Popular economic wisdom says that capitalism equals freedom and free societies. The Invention of Capitalism, by an economic historian named Michael Perelmen, challenges this.
The historical record makes clear that Adam Smith and his laissez-faire buddies were closet-case statists, who needed brutal government policies to whip the peasantry into a good capitalistic workforce willing to accept wage slavery. Francis Hutcheson, from whom Adam Smith learned all about the virtue of natural liberty, wrote: ”it is the one great design of civil laws to strengthen by political sanctions the several laws of nature. … The populace needs to be taught, and engaged by laws, into the best methods of managing their own affairs and exercising mechanic art.”
Peasants didn’t want to give up their rural communal lifestyle, leave their land and go work for below-subsistence wages in shitty, dangerous factories being set up by a new, rich class of landowning capitalists. Using Adam Smith’s own estimates of factory wages being paid at the time in Scotland, a factory-peasant would have to toil for more than three days to buy a pair of commercially produced shoes. Or they could make their own traditional brogues using their own leather in a matter of hours. But in order for capitalism to work, capitalists needed a pool of cheap, surplus labour. So what to do? Destroy their traditional means of self-support and enact a series of laws and measures designed to push peasants out of the old and into the new.

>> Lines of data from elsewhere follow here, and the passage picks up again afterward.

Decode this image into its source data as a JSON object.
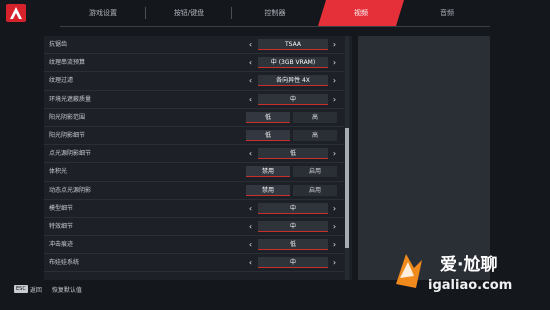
{
  "colors": {
    "accent": "#e5303a",
    "background": "#14171c",
    "panel": "#1d2127",
    "side_panel": "#2a2e35"
  },
  "tabs": [
    {
      "label": "游戏设置",
      "active": false
    },
    {
      "label": "按钮/键盘",
      "active": false
    },
    {
      "label": "控制器",
      "active": false
    },
    {
      "label": "视频",
      "active": true
    },
    {
      "label": "音频",
      "active": false
    }
  ],
  "settings": [
    {
      "label": "抗锯齿",
      "type": "cycler",
      "value": "TSAA"
    },
    {
      "label": "纹理串流预算",
      "type": "cycler",
      "value": "中 (3GB VRAM)"
    },
    {
      "label": "纹理过滤",
      "type": "cycler",
      "value": "各向异性 4X"
    },
    {
      "label": "环境光遮蔽质量",
      "type": "cycler",
      "value": "中"
    },
    {
      "label": "阳光阴影范围",
      "type": "toggle",
      "options": [
        "低",
        "高"
      ],
      "selected": 0
    },
    {
      "label": "阳光阴影细节",
      "type": "toggle",
      "options": [
        "低",
        "高"
      ],
      "selected": 0
    },
    {
      "label": "点光源阴影细节",
      "type": "cycler",
      "value": "低"
    },
    {
      "label": "体积光",
      "type": "toggle",
      "options": [
        "禁用",
        "启用"
      ],
      "selected": 0
    },
    {
      "label": "动态点光源阴影",
      "type": "toggle",
      "options": [
        "禁用",
        "启用"
      ],
      "selected": 0
    },
    {
      "label": "模型细节",
      "type": "cycler",
      "value": "中"
    },
    {
      "label": "特效细节",
      "type": "cycler",
      "value": "中"
    },
    {
      "label": "冲击痕迹",
      "type": "cycler",
      "value": "低"
    },
    {
      "label": "布娃娃系统",
      "type": "cycler",
      "value": "中"
    }
  ],
  "footer": {
    "back_key": "ESC",
    "back_label": "返回",
    "reset_label": "恢复默认值"
  },
  "watermark": {
    "title": "爱·尬聊",
    "url": "igaliao.com"
  },
  "icons": {
    "logo": "apex-logo-icon",
    "left": "chevron-left-icon",
    "right": "chevron-right-icon"
  }
}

“The brutal acts associated with the process of stripping the majority of the people of the means of producing for themselves might seem far removed from the laissez-faire reputation of classical political economy.” “In reality, the dispossession of the majority of small-scale producers and the construction of laissez-faire are closely connected, so much so that Marx, or his translators, labelled this expropriation of the masses as ‘‘primitive accumulation.’’

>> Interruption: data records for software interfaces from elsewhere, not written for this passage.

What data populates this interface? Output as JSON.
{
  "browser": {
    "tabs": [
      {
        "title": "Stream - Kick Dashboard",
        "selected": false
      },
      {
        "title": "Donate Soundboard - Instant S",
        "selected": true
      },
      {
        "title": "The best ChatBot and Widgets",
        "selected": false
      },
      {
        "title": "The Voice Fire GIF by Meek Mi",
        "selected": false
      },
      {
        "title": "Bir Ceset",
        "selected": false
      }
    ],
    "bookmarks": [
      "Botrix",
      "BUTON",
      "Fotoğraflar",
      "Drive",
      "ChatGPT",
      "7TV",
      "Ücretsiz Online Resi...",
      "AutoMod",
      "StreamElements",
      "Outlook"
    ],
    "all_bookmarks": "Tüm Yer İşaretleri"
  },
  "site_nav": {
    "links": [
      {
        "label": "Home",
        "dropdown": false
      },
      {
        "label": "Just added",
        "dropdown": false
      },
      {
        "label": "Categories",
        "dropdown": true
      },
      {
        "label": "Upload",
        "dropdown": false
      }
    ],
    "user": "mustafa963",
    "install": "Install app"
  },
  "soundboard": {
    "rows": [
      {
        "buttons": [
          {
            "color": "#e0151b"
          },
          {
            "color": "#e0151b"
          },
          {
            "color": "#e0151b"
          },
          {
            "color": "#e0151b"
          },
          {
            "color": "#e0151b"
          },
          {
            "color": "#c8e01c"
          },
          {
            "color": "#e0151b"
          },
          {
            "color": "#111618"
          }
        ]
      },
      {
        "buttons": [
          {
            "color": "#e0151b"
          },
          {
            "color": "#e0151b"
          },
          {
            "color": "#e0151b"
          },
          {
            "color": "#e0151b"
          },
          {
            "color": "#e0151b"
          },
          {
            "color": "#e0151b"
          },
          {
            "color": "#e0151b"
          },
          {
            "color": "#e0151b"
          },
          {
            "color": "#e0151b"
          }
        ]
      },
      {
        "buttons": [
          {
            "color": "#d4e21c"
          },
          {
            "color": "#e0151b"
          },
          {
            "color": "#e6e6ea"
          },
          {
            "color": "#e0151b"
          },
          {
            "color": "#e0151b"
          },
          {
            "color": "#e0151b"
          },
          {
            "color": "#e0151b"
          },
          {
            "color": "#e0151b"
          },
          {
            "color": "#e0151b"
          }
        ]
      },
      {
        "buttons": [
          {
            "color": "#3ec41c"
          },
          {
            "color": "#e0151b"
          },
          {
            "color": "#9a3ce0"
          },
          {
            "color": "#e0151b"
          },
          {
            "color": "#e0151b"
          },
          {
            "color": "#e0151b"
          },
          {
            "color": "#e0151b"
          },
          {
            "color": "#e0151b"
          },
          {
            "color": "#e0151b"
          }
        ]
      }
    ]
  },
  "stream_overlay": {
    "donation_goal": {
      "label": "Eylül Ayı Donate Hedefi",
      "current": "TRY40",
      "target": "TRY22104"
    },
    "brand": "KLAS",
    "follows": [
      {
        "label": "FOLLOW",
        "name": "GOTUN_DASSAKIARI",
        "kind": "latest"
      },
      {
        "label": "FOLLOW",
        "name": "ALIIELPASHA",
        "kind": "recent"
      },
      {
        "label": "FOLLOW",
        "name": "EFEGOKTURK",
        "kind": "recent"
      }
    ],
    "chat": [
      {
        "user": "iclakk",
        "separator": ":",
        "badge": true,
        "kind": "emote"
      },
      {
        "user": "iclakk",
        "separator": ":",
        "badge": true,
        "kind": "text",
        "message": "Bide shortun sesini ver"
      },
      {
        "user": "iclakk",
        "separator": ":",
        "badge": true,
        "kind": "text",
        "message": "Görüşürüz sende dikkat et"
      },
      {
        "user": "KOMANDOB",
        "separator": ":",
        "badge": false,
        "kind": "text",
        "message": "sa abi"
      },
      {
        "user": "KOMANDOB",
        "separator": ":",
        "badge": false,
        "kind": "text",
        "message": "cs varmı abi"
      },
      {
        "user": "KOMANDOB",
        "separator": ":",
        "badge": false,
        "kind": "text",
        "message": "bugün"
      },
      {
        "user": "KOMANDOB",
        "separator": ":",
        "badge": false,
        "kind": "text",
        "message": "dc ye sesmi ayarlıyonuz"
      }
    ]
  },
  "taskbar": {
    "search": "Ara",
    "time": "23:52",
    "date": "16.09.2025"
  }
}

Peasants were forced off the land – from the enactment of so-called Game Laws that prohibited peasants from hunting, to the destruction of the peasant productivity by fencing the commons into smaller lots – Adam Smith’s proto-capitalist colleagues complained about how peasants are too independent and comfortable to be properly exploited, and trying to figure out how to force them to accept a life of wage slavery.
John Bellers, a Quaker “philanthropist” and economic thinker saw independent peasants as a hindrance to his plan of forcing poor people into prison-factories, where they would live, work and produce a profit of 45% for aristocratic owners:
Daniel Defoe, the novelist and trader, noted that in the Scottish Highlands “people were extremely well furnished with provisions. … venison exceedingly plentiful, and at all seasons, young or old, which they kill with their guns whenever they find it.’’
Arthur Young, an economic thinker respected by John Stuart Mill, wrote in 1771: “everyone but an idiot knows that the lower classes must be kept poor, or they will never be industrious.”
Sir William Temple advocated putting 4-year-old kids to work in the factories – some thought that 4 was already too old.
Even David Hume, that great humanist, hailed poverty and hunger as positive experiences for the lower classes, and even blamed the “poverty” of France on its good weather and fertile soil.
Patrick Colquhoun’s summary: “Poverty is therefore a most necessary and indispensable ingredient in society…It is the source of wealth, since without poverty, there could be no labour; there could be no riches, no refinement, no comfort, and no benefit to those who may be possessed of wealth.”